The magic and mad science systems are fantastic. Magic doesn’t use the “Vancian” system common to most D&D games. Instead the character loses temporary hit points (simulating exhaustion) when casting a spell. There are systems for talismans, pacts and rituals as well. I think this is my favorite implementation of magic for any OSR game I’ve read. It’d be easy to port over to a more traditional fantasy game as well. Mad science also makes use of the “spell list”, but the trappings are different. Does Dr. Ivanovich to use a galvanic rifle? You can replicate it with the Lightning Bolt “spell”. At first blush, it feels like mad scientists get the short end of the stick as far as “goodies” go since they are limited to a items based on their level. It’d be easy to house rule giving them more stuff or allow them to create all kinds of monsters and devices, but rule that they can only carry items up to their level and the rest of it stays “in the lab”.

Monster statistics will be familiar to anyone that knows D&D and it is straightforward to import creatures from other “monster manuals” into this system. I feel the creature list is a little bloated. Hastur only knows when I’d actually need combat stats for an albatross! Outside of mundane creatures like bears and wolves, you are also treated to faeries, revenants and many other “things that go bump in the night”. The monsters are interesting enough that most can serve as a basis for a scenario.

The default setting of A Ghastly Affair is in a fictional version of earth where monsters prowl the night and cultist conduct foul rituals. Hanley does a great job of providing the GM with enough detail to run a fun game without becoming lost in minutia. Scattered throughout the book are “sidebars” with examples of the times including some really interesting (and disturbing) facts. What really shines are the year-by-year timelines that pull together historical and strange events. This thing is chock-full of scenario seeds and makes me want to try and wade through my Dad’s copy of the Complete Works of Charles Fort again. The author regularly updates his blog with NPC write-ups, random tables and information about the Highdark Hall manor. It’s great stuff! I’m keeping my fingers crossed for some proper scenarios to make getting into the game a little easier – maybe we’ll see another book soon?

The illustrations are very nice. It’s amazing when a one-man operation pulls together some really appropriate art instead of just searching for public domain images on the internet. It shows how invested the author is in this project to see him pony up for decent art to support his game. The full page illustrations are excellent (I think the one with the werewolf is the only one I don’t like). The silhouettes are really cool (and in a twisted way kind of period authentic) as well.
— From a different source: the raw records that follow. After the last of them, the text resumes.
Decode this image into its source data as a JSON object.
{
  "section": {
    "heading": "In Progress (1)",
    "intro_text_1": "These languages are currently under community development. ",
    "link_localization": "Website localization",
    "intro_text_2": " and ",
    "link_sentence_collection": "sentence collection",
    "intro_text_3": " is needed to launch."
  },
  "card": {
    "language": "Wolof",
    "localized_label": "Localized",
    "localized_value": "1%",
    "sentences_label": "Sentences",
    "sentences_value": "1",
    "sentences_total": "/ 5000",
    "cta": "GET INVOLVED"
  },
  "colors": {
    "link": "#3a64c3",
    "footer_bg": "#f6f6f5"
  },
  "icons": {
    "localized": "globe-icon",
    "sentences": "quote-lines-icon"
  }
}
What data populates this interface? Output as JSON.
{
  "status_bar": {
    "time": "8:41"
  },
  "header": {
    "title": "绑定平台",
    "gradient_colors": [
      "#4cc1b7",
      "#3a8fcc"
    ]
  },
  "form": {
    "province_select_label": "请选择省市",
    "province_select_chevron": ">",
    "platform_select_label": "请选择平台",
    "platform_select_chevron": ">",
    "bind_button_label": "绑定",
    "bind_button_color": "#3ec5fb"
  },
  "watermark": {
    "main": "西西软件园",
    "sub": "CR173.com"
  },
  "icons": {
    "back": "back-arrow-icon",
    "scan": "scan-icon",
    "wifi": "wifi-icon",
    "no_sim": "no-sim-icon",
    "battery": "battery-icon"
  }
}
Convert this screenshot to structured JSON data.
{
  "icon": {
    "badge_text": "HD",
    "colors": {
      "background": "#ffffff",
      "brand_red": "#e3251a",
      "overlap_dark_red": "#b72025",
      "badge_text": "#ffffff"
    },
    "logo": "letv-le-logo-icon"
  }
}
Layout is clean and easy to read. This is the first set of books I’ve picked up from this Amazon self-publishing program and they look like they’ll hold up to gaming use well. They’re at least as good as anything I’ve gotten from Lulu or RPGNow.

Buy it. Even if you are not into horror, the Player’s Manual has some really great ideas you could use in any OSR game. Even better – both manuals are on sale through Xmas 2016!

Ghastly Affair Player’s Manual
Ghastly Affair Presenter’s Manual
Try before you buy? No art versions are available for download at the author’s blog.